Problem to solve -> Search the data for the word "branches" and copy every line where it occurs.

Dataset rows for apps and sites
◇ ◇ ◇ ◇ ◇ ◇ ◇

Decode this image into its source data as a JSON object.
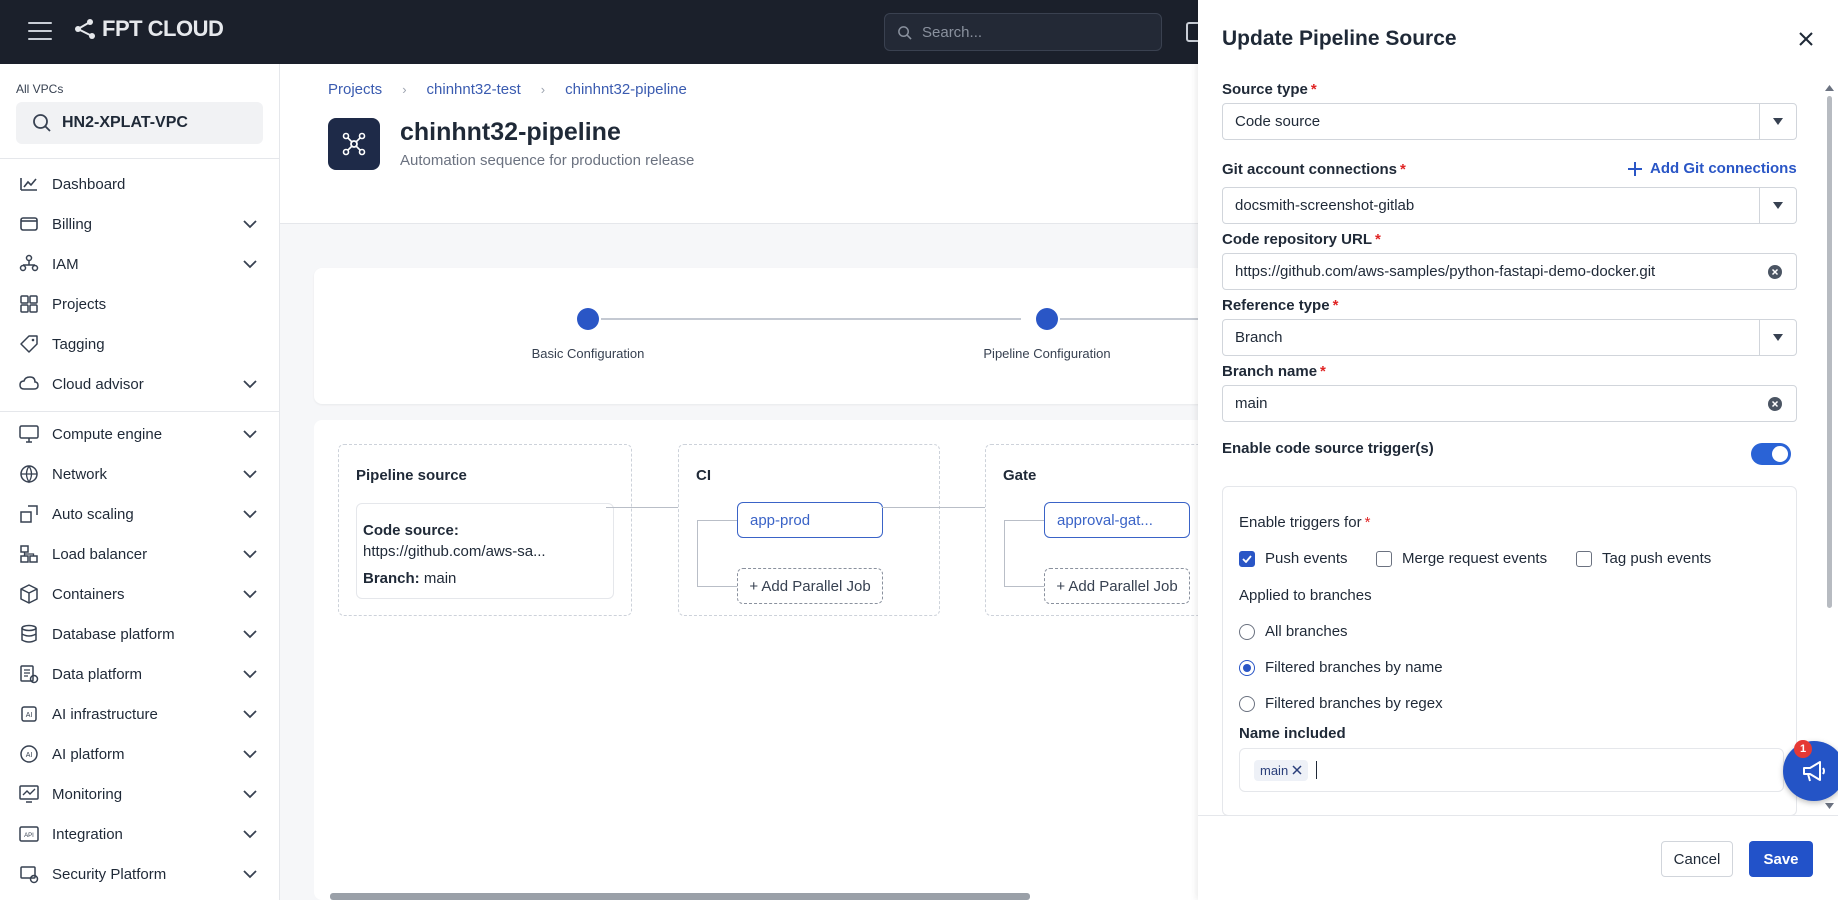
{
  "topbar": {
    "logo": "FPT CLOUD",
    "search_placeholder": "Search..."
  },
  "sidebar": {
    "vpc_label": "All VPCs",
    "vpc_value": "HN2-XPLAT-VPC",
    "items": [
      {
        "label": "Dashboard",
        "icon": "dashboard-icon",
        "expandable": false
      },
      {
        "label": "Billing",
        "icon": "wallet-icon",
        "expandable": true
      },
      {
        "label": "IAM",
        "icon": "people-icon",
        "expandable": true
      },
      {
        "label": "Projects",
        "icon": "grid-icon",
        "expandable": false
      },
      {
        "label": "Tagging",
        "icon": "tag-icon",
        "expandable": false
      },
      {
        "label": "Cloud advisor",
        "icon": "cloud-icon",
        "expandable": true
      },
      {
        "label": "Compute engine",
        "icon": "monitor-icon",
        "expandable": true
      },
      {
        "label": "Network",
        "icon": "globe-icon",
        "expandable": true
      },
      {
        "label": "Auto scaling",
        "icon": "scaling-icon",
        "expandable": true
      },
      {
        "label": "Load balancer",
        "icon": "balancer-icon",
        "expandable": true
      },
      {
        "label": "Containers",
        "icon": "box-icon",
        "expandable": true
      },
      {
        "label": "Database platform",
        "icon": "database-icon",
        "expandable": true
      },
      {
        "label": "Data platform",
        "icon": "data-icon",
        "expandable": true
      },
      {
        "label": "AI infrastructure",
        "icon": "ai-chip-icon",
        "expandable": true
      },
      {
        "label": "AI platform",
        "icon": "ai-icon",
        "expandable": true
      },
      {
        "label": "Monitoring",
        "icon": "chart-icon",
        "expandable": true
      },
      {
        "label": "Integration",
        "icon": "api-icon",
        "expandable": true
      },
      {
        "label": "Security Platform",
        "icon": "security-icon",
        "expandable": true
      }
    ]
  },
  "main": {
    "breadcrumb": [
      "Projects",
      "chinhnt32-test",
      "chinhnt32-pipeline"
    ],
    "title": "chinhnt32-pipeline",
    "subtitle": "Automation sequence for production release",
    "steps": [
      "Basic Configuration",
      "Pipeline Configuration"
    ],
    "stages": {
      "source": {
        "title": "Pipeline source",
        "code_label": "Code source:",
        "code_value": "https://github.com/aws-sa...",
        "branch_label": "Branch:",
        "branch_value": "main"
      },
      "ci": {
        "title": "CI",
        "job": "app-prod",
        "parallel": "+ Add Parallel Job"
      },
      "gate": {
        "title": "Gate",
        "job": "approval-gat...",
        "parallel": "+ Add Parallel Job"
      }
    }
  },
  "drawer": {
    "title": "Update Pipeline Source",
    "source_type_label": "Source type",
    "source_type_value": "Code source",
    "git_label": "Git account connections",
    "add_git": "Add Git connections",
    "git_value": "docsmith-screenshot-gitlab",
    "repo_label": "Code repository URL",
    "repo_value": "https://github.com/aws-samples/python-fastapi-demo-docker.git",
    "ref_label": "Reference type",
    "ref_value": "Branch",
    "branch_label": "Branch name",
    "branch_value": "main",
    "trigger_toggle_label": "Enable code source trigger(s)",
    "trigger_enabled": true,
    "triggers_for_label": "Enable triggers for",
    "triggers": [
      {
        "label": "Push events",
        "checked": true
      },
      {
        "label": "Merge request events",
        "checked": false
      },
      {
        "label": "Tag push events",
        "checked": false
      }
    ],
    "applied_label": "Applied to branches",
    "branch_options": [
      {
        "label": "All branches",
        "selected": false
      },
      {
        "label": "Filtered branches by name",
        "selected": true
      },
      {
        "label": "Filtered branches by regex",
        "selected": false
      }
    ],
    "name_included_label": "Name included",
    "name_included_tags": [
      "main"
    ],
    "cancel": "Cancel",
    "save": "Save"
  },
  "fab": {
    "badge": "1"
  },
  "colors": {
    "primary": "#2252c9",
    "topbar": "#1b202b",
    "required": "#e02424"
  }
}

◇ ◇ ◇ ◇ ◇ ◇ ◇

Your response ->
    "applied_label": "Applied to branches",
        "label": "All branches",
        "label": "Filtered branches by name",
        "label": "Filtered branches by regex",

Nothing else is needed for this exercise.